* SOURCE RECORDS:
▬▬▬▬▬▬
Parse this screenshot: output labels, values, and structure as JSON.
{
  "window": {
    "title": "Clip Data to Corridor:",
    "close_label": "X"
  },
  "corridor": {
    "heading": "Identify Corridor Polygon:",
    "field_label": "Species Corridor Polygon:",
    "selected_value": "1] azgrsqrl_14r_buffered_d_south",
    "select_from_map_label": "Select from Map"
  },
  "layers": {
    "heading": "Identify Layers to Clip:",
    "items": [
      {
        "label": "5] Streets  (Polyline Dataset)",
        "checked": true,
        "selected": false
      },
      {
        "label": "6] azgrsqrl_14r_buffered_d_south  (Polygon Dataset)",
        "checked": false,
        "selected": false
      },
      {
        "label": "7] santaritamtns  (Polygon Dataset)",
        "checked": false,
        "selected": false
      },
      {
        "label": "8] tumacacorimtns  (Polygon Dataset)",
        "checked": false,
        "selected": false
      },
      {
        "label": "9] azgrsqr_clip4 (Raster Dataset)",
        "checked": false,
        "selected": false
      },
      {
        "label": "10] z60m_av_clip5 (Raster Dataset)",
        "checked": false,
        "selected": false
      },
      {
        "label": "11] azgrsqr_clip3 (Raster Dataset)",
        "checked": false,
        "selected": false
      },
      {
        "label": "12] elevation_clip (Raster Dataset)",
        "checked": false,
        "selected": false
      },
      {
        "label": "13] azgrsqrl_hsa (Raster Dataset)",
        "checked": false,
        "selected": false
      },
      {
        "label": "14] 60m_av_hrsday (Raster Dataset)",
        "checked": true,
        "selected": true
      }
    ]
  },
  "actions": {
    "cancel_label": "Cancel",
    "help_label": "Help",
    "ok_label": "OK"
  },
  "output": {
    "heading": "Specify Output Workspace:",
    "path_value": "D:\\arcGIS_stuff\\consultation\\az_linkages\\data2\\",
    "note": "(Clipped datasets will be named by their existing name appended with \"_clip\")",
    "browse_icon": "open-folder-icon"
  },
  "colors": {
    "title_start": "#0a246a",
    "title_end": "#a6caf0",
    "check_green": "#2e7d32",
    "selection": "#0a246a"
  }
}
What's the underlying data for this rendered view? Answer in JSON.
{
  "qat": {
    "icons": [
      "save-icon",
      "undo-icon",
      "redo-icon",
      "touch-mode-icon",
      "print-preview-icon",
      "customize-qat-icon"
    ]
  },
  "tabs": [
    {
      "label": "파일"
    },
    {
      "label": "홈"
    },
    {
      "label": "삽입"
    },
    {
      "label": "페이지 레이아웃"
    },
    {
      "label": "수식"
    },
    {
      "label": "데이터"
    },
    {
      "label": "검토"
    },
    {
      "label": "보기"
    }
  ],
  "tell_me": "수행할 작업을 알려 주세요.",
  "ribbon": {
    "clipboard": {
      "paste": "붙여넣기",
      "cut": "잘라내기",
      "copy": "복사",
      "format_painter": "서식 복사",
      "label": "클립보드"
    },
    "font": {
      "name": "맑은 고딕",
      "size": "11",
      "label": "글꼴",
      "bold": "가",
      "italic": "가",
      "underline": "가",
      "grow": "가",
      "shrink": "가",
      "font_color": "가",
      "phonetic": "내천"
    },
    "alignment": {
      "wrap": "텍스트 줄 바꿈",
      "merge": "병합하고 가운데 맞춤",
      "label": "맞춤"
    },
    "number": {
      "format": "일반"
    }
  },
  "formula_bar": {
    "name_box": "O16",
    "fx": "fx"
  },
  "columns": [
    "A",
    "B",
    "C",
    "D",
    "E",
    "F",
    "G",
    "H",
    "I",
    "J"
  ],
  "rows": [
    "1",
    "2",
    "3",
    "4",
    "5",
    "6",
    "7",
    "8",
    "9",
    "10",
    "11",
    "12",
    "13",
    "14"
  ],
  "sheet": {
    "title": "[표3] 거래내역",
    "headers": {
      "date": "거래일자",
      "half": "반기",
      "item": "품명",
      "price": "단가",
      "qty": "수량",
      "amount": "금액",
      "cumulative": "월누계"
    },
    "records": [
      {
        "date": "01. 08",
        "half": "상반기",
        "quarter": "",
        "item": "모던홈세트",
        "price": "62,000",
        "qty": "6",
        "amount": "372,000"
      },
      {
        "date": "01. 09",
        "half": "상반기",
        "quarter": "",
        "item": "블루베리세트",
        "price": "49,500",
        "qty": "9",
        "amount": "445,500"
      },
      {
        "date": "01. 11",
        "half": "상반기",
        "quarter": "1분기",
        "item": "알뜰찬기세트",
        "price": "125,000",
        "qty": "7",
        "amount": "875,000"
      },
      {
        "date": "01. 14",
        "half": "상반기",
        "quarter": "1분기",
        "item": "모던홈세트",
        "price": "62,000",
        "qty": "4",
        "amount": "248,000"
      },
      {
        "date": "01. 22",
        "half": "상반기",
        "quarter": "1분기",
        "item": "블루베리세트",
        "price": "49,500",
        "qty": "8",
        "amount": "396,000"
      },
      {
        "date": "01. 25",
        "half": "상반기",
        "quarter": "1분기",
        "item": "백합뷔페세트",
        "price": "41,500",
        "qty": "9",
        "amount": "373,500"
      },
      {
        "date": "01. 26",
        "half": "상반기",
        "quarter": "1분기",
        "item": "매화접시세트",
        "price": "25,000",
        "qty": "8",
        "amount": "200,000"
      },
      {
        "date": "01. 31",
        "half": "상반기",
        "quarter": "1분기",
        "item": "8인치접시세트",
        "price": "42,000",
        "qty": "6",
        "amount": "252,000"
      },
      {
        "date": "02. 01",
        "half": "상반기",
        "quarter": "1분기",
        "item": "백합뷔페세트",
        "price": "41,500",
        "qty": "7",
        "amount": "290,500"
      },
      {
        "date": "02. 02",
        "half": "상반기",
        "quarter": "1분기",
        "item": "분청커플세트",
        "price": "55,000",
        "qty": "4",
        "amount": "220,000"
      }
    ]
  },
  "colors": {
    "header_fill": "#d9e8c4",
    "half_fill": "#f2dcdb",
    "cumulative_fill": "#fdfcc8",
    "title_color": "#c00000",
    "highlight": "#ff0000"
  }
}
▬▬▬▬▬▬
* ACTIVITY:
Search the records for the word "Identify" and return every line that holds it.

* SOLUTION FOR THIS EXERCISE:
    "heading": "Identify Corridor Polygon:",
    "heading": "Identify Layers to Clip:",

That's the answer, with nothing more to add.